In February 1863, President Lincoln signed The National Currency Act (Act); the Act established the Office of the Comptroller of the Currency (OCC). In 1864, the Act became known as the National Bank Act.
The National Bank Act was a response to the confusion of local banks, local money, and conflicting regulatory standards before the Civil War. In short, banking systems varied state to state. OCC’s primary function is to regulate, supervise, and offer charters to all national banks and federal savings associations and federal branches and agencies of foreign banks. It is an independent bureau of the U.S. Department of the Treasury. The OCC regulates and supervises approximately 1,200 national banks, federally licensed savings associations, and licensed branches of foreign banks in the United States.
The Federal Reserve System is often called the Fed. It was created in December 1913 by the signing of the Federal Reserve Act into law to provide a safer, more flexible, and more stable monetary and financial system. It established economic stability by introducing a central bank to oversee monetary policy. The Fed is the central bank of the United States and probably the most powerful financial institution in the world.
The Fed has a two part structure.
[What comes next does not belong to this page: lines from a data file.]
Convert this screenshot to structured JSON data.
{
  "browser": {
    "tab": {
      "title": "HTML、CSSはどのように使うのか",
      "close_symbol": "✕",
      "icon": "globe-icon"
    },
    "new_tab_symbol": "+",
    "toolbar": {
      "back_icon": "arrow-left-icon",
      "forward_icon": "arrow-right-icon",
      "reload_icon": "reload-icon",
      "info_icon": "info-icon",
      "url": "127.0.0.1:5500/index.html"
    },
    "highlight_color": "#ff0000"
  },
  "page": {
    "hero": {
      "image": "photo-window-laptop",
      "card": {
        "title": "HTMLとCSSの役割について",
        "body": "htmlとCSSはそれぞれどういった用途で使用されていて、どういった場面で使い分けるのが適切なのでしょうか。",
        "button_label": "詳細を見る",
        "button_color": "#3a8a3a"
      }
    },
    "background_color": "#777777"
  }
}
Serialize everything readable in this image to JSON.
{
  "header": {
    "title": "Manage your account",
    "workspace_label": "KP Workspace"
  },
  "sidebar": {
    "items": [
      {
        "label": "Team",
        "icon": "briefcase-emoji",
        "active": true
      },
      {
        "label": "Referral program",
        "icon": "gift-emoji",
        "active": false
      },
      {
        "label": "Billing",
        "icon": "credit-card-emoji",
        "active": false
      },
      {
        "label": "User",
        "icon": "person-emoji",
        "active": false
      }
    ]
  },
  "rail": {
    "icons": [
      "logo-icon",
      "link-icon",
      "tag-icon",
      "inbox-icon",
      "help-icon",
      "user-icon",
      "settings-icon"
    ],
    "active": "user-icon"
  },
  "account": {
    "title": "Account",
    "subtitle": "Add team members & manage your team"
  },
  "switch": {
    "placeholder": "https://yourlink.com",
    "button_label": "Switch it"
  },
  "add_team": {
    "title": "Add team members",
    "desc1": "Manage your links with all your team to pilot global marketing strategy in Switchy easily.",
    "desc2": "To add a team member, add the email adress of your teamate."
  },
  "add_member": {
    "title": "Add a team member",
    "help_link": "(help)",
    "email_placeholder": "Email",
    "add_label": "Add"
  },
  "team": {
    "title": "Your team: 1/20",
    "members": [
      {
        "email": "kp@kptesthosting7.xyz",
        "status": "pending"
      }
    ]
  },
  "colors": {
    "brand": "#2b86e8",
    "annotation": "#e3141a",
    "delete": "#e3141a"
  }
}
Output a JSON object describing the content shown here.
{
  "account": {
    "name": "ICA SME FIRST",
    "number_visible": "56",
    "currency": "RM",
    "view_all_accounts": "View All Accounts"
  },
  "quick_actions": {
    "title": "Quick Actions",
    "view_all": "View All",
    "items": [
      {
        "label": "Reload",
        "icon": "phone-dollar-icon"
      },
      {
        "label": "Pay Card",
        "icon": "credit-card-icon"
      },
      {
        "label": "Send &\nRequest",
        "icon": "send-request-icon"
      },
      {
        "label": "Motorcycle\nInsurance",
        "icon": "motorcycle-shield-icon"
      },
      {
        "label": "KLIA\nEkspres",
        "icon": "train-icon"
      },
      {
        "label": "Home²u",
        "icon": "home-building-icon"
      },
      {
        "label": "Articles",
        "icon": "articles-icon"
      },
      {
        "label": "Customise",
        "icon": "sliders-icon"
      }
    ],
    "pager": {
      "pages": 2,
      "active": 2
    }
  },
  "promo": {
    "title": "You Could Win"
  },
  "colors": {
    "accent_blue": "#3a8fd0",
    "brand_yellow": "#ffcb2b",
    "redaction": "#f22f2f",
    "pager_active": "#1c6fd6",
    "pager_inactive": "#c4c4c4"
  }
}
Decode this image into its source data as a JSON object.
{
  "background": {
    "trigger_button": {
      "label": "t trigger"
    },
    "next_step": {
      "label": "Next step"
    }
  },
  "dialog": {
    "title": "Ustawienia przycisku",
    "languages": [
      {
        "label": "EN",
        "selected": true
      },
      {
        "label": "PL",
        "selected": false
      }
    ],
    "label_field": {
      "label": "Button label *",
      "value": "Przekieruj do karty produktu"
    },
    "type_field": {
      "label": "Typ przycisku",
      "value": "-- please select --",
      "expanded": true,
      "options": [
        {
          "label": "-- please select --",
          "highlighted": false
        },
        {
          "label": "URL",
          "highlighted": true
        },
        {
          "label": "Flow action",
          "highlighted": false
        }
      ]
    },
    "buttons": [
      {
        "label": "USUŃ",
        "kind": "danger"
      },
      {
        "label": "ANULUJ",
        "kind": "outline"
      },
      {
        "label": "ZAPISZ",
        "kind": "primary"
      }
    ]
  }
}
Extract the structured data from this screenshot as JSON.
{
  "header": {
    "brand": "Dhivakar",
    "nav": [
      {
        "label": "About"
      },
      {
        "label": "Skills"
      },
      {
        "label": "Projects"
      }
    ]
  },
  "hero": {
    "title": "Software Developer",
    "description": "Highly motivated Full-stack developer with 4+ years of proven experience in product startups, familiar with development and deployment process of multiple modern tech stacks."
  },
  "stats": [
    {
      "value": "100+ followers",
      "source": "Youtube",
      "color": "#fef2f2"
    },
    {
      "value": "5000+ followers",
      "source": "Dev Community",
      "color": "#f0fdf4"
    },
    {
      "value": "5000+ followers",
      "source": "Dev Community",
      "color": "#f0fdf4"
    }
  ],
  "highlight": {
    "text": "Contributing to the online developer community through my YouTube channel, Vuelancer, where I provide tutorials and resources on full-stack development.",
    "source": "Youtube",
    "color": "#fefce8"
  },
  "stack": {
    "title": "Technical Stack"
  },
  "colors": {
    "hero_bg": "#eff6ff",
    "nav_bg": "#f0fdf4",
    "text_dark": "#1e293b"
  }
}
A central authority called the Board of Governors in D.C. and 12 federal reserve banks are located in major cities throughout the United States. The Board of Governors is an independent government agency and the 12 banks are similar to private corporations. The 12 regional banks supervise state member banks. The Fed sets monetary policy, supervises and regulates banking institutions. It should be noted, the Federal Open Market Committee (Committee) is a key entity of the Fed. The Committee reviews economic and financial conditions, monetary policy, price stability and economic growth. It is estimated 38 percent of commercial banks are members of the Fed. National banks must be members and state-chartered banks may become members if they meet certain requirements.
Although the NCUA was created by Congress in 1970, the first U.S. credit union dates back to 1909 and the credit union system that’s in place today dates back to 1920.
A little unknown fact is that the federal supervision of credit unions was under the FDIC from 1942 until 1948. In 1967, a Congressman from Texas introduced House Resolution 14030 to create an independent regulator of credit unions. The bill was not passed, but it was the first step in the creation of what would become the NCUA. When the NCUA was created as an independent agency of the federal government, the National Credit Union Share Insurance Fund (NCUSIF) was also formed.
Similar to the FDIC’s DIF, the NCUA’s NCUSIF insures depositors up to $250,000. It’s interesting to mention that until then, credit unions had operated without federal deposit insurance. Like the FDIC is for banks, the NCUA is for credit unions. It regulates and supervises federal credit unions and insures deposits at all federally insured credit unions.
The Bottom Line
All of these federal government agencies were set up in response to a crisis or a major debacle. There were established to regulate and protect those who participate in the financial system. Their areas of coverage may overlap; but while their policies may vary, federal agencies usually supersede state agencies. However, this does not mean that state agencies wield less power; their responsibilities and authorities are far-reaching.